__What you are asked to do__
Which lines in the data below contain the word "Heslo"? Pull each of them out.

Data about app and page elements
+++

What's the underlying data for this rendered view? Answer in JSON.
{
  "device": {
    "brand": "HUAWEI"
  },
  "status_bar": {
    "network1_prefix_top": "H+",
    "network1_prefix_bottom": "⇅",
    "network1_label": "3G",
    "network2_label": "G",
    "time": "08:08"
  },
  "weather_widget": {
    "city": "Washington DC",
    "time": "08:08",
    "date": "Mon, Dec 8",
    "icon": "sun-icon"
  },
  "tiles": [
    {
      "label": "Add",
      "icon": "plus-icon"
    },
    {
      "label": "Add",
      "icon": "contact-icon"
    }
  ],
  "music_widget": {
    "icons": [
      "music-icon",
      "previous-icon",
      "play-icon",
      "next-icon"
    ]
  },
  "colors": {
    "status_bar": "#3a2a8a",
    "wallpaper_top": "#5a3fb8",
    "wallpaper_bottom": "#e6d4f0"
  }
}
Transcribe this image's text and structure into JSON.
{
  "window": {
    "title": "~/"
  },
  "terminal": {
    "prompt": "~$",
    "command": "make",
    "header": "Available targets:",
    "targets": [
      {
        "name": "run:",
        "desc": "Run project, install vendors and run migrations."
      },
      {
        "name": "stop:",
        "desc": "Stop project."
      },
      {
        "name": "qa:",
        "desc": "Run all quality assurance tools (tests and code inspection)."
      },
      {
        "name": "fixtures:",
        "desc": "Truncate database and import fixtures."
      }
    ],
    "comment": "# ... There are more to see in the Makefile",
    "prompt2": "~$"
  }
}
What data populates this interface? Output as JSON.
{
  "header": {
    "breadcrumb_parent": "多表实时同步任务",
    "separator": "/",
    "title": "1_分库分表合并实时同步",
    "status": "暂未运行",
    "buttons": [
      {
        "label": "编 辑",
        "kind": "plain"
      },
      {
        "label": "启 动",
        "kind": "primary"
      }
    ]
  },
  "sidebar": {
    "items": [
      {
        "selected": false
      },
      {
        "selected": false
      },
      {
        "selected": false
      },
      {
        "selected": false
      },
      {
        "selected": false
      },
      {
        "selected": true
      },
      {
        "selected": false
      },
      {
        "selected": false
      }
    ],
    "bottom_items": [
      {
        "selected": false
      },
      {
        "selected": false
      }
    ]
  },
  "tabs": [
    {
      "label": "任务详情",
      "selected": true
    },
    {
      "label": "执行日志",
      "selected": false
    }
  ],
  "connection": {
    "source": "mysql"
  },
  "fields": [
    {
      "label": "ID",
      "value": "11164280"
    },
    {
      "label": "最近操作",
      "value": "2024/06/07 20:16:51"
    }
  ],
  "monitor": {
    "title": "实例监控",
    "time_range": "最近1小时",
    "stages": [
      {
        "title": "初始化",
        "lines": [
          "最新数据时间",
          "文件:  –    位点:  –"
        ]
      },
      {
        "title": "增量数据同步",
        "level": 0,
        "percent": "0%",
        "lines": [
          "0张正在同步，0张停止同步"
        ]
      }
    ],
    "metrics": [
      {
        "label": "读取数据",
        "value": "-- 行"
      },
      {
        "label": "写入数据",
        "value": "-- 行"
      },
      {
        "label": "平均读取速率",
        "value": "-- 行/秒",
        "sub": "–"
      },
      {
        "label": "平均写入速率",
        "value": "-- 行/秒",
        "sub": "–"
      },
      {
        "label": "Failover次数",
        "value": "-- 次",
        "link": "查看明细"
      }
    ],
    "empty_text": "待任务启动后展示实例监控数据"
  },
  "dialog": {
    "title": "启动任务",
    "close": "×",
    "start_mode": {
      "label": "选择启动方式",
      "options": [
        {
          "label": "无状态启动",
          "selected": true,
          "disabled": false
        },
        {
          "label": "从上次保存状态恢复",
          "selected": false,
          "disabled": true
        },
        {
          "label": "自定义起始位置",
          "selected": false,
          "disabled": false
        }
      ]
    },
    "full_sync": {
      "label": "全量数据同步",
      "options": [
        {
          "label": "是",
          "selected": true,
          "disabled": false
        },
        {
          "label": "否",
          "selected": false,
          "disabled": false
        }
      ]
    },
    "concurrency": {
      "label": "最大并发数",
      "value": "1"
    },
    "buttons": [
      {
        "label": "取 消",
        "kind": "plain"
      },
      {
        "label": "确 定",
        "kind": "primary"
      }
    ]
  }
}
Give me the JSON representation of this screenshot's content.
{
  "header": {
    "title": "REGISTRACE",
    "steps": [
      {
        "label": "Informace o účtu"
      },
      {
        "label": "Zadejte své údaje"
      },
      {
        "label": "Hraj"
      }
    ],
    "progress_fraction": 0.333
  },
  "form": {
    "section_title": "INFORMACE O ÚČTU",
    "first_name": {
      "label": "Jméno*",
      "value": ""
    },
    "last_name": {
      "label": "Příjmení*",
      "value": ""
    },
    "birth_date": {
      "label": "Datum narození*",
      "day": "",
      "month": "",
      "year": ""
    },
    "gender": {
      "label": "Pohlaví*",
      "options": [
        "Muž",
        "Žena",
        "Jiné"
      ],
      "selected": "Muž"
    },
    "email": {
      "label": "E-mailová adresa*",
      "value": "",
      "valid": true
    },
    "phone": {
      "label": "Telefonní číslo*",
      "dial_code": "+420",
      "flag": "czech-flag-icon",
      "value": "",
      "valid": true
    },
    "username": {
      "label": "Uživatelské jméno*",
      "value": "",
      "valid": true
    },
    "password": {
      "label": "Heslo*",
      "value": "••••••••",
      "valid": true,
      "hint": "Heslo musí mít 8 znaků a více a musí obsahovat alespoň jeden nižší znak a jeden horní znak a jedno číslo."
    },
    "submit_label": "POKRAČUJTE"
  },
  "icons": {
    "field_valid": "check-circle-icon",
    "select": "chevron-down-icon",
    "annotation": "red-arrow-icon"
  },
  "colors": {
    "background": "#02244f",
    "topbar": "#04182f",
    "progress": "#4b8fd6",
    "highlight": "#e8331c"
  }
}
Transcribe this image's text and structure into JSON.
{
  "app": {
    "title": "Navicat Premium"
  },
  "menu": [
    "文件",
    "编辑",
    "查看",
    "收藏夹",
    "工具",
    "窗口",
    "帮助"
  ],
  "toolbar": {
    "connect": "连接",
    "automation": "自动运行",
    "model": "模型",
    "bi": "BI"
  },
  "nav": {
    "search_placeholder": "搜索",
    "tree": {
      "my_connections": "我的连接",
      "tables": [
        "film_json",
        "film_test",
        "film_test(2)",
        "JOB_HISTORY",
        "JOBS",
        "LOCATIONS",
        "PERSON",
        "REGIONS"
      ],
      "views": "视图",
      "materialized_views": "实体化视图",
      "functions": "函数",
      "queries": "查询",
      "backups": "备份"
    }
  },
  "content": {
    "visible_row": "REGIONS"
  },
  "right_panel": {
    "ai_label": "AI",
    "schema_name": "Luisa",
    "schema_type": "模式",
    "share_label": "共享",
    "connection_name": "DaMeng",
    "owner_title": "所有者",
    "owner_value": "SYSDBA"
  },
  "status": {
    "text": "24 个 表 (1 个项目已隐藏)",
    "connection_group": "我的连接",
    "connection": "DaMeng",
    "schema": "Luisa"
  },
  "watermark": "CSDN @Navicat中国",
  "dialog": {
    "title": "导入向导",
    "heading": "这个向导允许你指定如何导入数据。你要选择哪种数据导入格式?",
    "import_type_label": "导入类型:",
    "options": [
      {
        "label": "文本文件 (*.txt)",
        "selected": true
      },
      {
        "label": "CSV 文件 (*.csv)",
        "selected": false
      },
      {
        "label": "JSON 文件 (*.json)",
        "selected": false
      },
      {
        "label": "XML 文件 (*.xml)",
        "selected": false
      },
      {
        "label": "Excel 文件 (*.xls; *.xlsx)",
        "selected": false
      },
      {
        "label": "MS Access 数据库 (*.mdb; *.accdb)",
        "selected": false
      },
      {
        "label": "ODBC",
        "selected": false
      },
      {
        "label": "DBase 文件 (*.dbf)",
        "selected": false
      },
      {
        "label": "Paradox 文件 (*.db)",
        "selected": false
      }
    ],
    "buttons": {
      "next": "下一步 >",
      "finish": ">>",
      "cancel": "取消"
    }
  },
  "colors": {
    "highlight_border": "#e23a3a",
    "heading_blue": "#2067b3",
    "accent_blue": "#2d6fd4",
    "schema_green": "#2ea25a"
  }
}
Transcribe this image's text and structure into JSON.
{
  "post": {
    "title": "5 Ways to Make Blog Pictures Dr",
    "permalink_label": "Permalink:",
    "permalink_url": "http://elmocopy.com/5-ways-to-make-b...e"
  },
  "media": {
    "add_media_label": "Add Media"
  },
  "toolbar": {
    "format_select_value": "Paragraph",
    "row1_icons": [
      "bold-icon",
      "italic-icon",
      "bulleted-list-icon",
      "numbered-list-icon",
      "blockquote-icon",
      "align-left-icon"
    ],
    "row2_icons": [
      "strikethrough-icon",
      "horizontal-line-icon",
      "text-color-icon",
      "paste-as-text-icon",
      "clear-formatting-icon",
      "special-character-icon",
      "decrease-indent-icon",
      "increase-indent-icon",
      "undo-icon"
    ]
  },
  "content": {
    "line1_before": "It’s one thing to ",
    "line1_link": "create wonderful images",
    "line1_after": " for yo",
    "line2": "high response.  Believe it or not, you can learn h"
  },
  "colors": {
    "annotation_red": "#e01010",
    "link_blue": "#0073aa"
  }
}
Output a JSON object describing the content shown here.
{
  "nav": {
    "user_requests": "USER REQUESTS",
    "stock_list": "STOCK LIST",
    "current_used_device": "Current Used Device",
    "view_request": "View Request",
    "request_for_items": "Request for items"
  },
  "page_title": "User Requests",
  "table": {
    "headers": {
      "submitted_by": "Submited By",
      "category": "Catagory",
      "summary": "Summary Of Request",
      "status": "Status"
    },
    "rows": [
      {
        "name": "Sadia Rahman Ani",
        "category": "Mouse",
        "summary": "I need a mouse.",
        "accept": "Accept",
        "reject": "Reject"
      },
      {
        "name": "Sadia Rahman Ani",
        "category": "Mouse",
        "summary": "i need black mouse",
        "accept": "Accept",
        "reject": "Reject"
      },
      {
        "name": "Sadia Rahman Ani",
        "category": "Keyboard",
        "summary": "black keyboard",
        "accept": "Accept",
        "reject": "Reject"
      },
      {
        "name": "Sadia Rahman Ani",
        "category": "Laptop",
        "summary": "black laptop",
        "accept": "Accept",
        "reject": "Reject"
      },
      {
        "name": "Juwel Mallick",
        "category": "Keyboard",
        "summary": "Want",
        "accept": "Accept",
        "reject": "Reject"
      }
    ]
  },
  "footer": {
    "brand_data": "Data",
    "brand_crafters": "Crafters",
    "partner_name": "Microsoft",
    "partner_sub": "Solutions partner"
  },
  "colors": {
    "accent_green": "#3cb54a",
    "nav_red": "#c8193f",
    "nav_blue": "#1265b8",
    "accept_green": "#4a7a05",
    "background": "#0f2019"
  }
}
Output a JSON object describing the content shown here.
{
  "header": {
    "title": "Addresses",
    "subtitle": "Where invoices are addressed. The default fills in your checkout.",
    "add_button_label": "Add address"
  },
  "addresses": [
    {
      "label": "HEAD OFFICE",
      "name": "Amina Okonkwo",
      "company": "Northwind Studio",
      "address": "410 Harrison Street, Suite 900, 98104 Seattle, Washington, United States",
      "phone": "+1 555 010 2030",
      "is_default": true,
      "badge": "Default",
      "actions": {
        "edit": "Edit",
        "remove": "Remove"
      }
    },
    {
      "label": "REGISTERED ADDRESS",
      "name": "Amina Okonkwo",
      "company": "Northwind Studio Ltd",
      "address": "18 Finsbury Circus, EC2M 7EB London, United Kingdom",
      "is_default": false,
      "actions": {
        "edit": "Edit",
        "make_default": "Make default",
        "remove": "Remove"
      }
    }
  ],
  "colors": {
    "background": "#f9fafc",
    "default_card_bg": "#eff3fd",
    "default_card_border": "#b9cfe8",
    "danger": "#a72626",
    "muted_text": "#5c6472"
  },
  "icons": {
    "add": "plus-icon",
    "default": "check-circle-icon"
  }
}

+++

__Exercise result__
      "label": "Heslo*",
      "hint": "Heslo musí mít 8 znaků a více a musí obsahovat alespoň jeden nižší znak a jeden horní znak a jedno číslo."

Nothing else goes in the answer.